→ What to do: Determine which lines of the records include the word "JSON", and copy them.

→ Given records:
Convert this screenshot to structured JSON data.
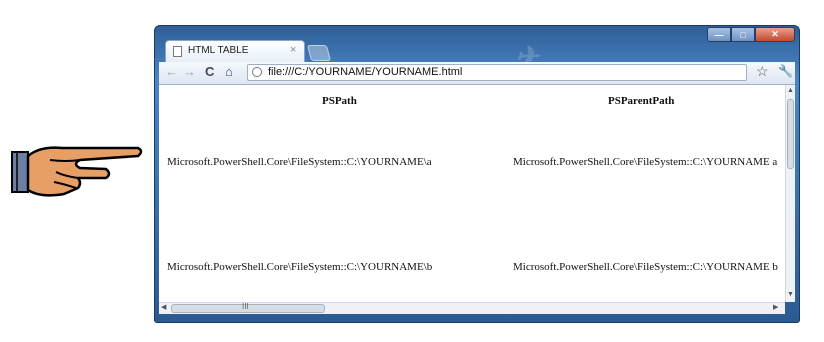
{
  "tab": {
    "title": "HTML TABLE",
    "close_glyph": "×",
    "new_tab_glyph": "+"
  },
  "window_buttons": {
    "minimize": "—",
    "maximize": "□",
    "close": "✕"
  },
  "toolbar": {
    "back_icon": "←",
    "forward_icon": "→",
    "reload_icon": "C",
    "home_icon": "⌂",
    "url": "file:///C:/YOURNAME/YOURNAME.html",
    "star_icon": "☆",
    "wrench_icon": "🔧"
  },
  "table": {
    "headers": [
      "PSPath",
      "PSParentPath"
    ],
    "rows": [
      [
        "Microsoft.PowerShell.Core\\FileSystem::C:\\YOURNAME\\a",
        "Microsoft.PowerShell.Core\\FileSystem::C:\\YOURNAME a"
      ],
      [
        "Microsoft.PowerShell.Core\\FileSystem::C:\\YOURNAME\\b",
        "Microsoft.PowerShell.Core\\FileSystem::C:\\YOURNAME b"
      ]
    ]
  },
  "scrollbar": {
    "grip": "III"
  },
  "colors": {
    "frame": "#2f5f96",
    "page": "#ffffff"
  }
}
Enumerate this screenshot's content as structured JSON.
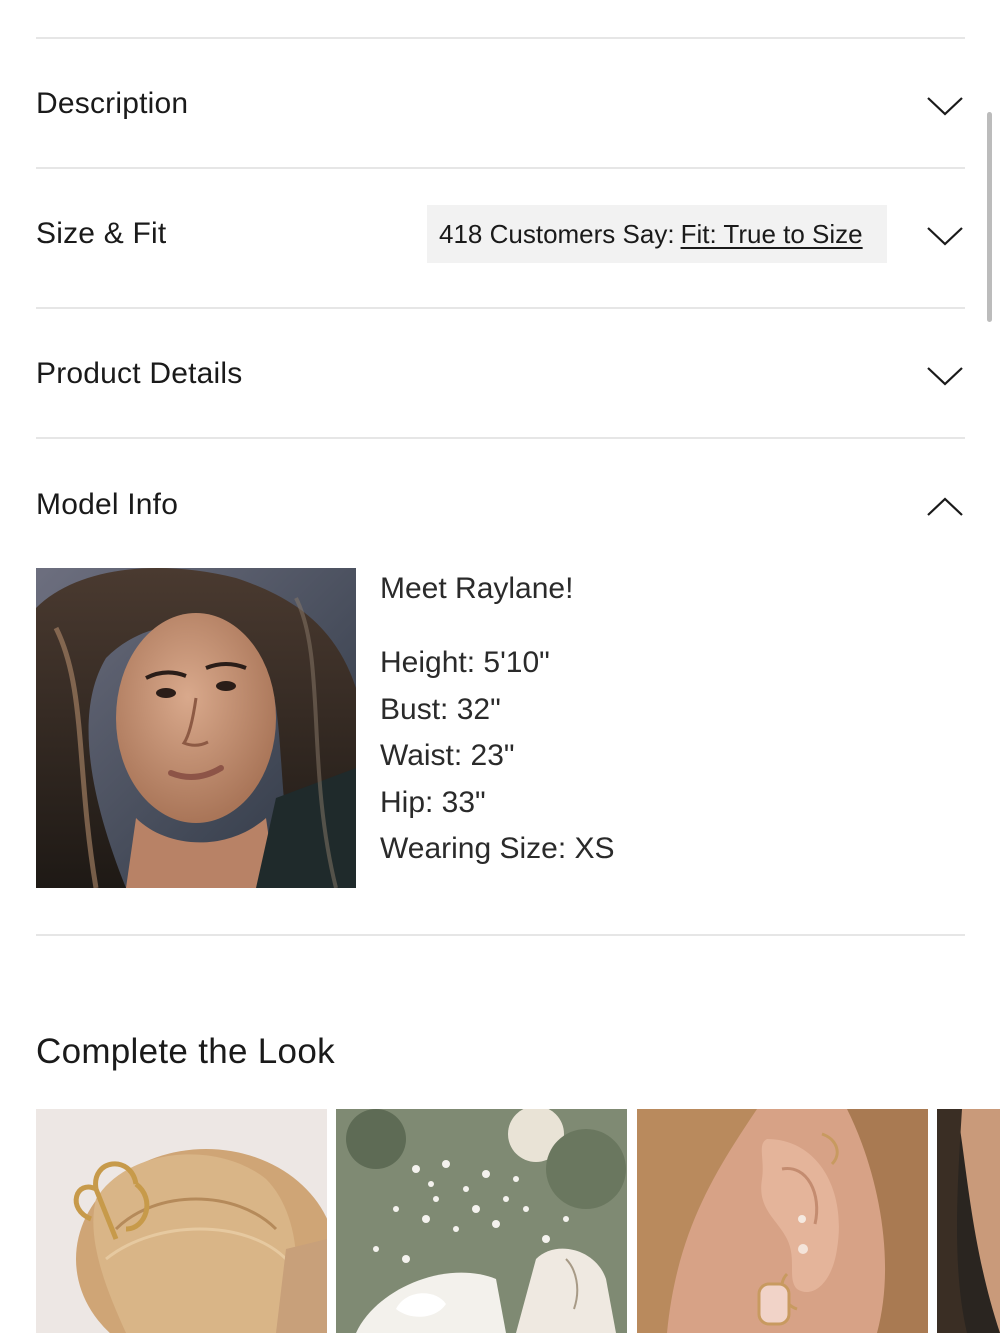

→ Completed exercise:
Convert this screenshot to structured JSON data.
Enumerate this screenshot's content as structured JSON.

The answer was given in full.